A moment later she stumbled onto the valley’s floor, behind the inn, and lost sight of the new arrivals. Dein was fastest and hit the back door first. He jerked on the handle and swore. “Bun, it’s locked!”

“Of course it’s locked, it’s the middle of the night,” she snapped. She fumbled in her pocket as she staggered up to the door. There were too many keys on her key-ring, and she squinted in the dark as she searched for the right one.

“They’re knocking on the front door!” Selisai whispered urgently.

Bun thrust the right key into the lock and flung open the back door. The trio spilled into the kitchen. Bun ripped off her borrowed cloak and thrust it into Dein’s hands. Her hair was dripping wet, she realized with dismay, and her dress was soaked through. “Here. Go hide with Garanel. Don’t come out until I say so.”

They burst out of the kitchen. Bun heard a thunderous pounding on the front door. Dein and Selisai fled towards the back pantry, and Bun saw wet trails behind them. She cursed silently but there was no time to clean. She raced into the taproom.

Bun skidded to a halt halfway into the room. “Olna! What are you doing here?”

The maid turned, her hand on the front door latch. “They kept knocking and knocking and you weren’t here,” the woman said. Her lips trembled and her eyes were moist. “I was so frightened and then they called up that they were from the duke…where were you? Why are you all wet? And was that Dein’s voice I heard?”

Bun bit her tongue to stifle an unladylike exclamation. “Olna, just go stand by the fire. And for mercy’s sake hold your tongue about Dein.”

Olna gaped. “You’re not helping them, Bun!”

The hunters outside pounded on the door again. “Open up in the name of Duke Hessel!

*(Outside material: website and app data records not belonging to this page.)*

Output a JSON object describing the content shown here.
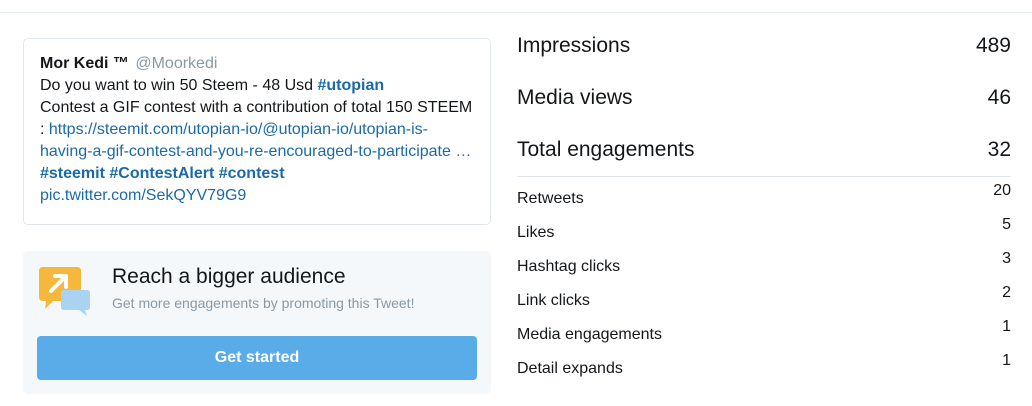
{
  "tweet": {
    "author_name": "Mor Kedi ™",
    "author_handle": "@Moorkedi",
    "text_1": "Do you want to win 50 Steem - 48 Usd ",
    "hashtag_utopian": "#utopian",
    "text_2": "Contest a GIF contest with a contribution of total 150 STEEM : ",
    "link_1": "https://steemit.com/utopian-io/@utopian-io/utopian-is-having-a-gif-contest-and-you-re-encouraged-to-participate …",
    "hashtag_steemit": "#steemit",
    "hashtag_contestalert": "#ContestAlert",
    "hashtag_contest": "#contest",
    "pic_link": "pic.twitter.com/SekQYV79G9"
  },
  "promo": {
    "title": "Reach a bigger audience",
    "subtitle": "Get more engagements by promoting this Tweet!",
    "button_label": "Get started",
    "icon": "promote-megaphone-icon",
    "icon_color": "#f5b83d",
    "button_color": "#5aace8"
  },
  "metrics": {
    "impressions": {
      "label": "Impressions",
      "value": "489"
    },
    "media_views": {
      "label": "Media views",
      "value": "46"
    },
    "total_engagements": {
      "label": "Total engagements",
      "value": "32"
    },
    "breakdown": [
      {
        "label": "Retweets",
        "value": "20"
      },
      {
        "label": "Likes",
        "value": "5"
      },
      {
        "label": "Hashtag clicks",
        "value": "3"
      },
      {
        "label": "Link clicks",
        "value": "2"
      },
      {
        "label": "Media engagements",
        "value": "1"
      },
      {
        "label": "Detail expands",
        "value": "1"
      }
    ]
  },
  "colors": {
    "link": "#1b6aa5",
    "muted": "#8899a6",
    "text": "#14171a"
  }
}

Or we’ll break this door down!”

“Gods above,” Bun swore. “No I’m not hiding them, just — just stand there and keep quiet.” She smoothed her hair, unlatched the door, and threw it open.

A cluster of four cloaked men stood outside. Bun backed up and let them enter. Olna stood near the fireplace, hugging herself.

One man stepped forward. He was a good foot taller than Bun, muscled but compact, and he moved with the quick, padding step of a wolf. He pulled his hood back and Bun saw surprisingly young features beneath hair streaked with premature grey. A long, curved blade hung from the man’s belt, and his leather breastplate gleamed wetly.

“Are you the proprietress of this place?” the man asked. His mouth was a thin, straight line, his gaze probing.

“Yes,” Bun replied. She tried to stand straight and looked the man in the eye.

He smiled. “Greetings, mistress. I am Kaeton, hunter for the duke. I’ve come for your vigilantes.”

Continue to Part Two...


Amber E. Scott (known in some circles as Medesha) lives in a dark hole in the ground with her D&D books and an internet connection. Born in Canada, she now roams the land like a tumbleweed of gaming goodness, going wherever the wind may take her. She has had several articles published in Dragon Magazine, including the "Ecology of the Will-o'wisp" and "Giants of Xen'drik," with more scheduled to appear. Her first D&D sourcebook, Secrets of Xen'drik, is now available. Amber likes playing rogues and paladins the best, but prefers DMing because of the POWER. The absolute POWER! Yes, she really is a gamer chick, no, she's not available. She just celebrated six years of wedded bliss with her husband. Amber lives entirely on praise, and will starve if you do not feed her ego. You can read more about her at www.medeshafreelancing.com.

David Esbrí is an illustrator born in distant lands who struggles to squeeze his works in as many gaming products as possible. He's somewhere close to being the resident RPGA illustrator, as well as an usual suspect in many RPG publishers. He has published a few comic books in Europe and finally has fullfilled his dream of painting for his favorite CCG, A Game of Thrones. Now the sky, his physical exhaustion, and his lack of healthy habits are his only limits. Reach him at his website.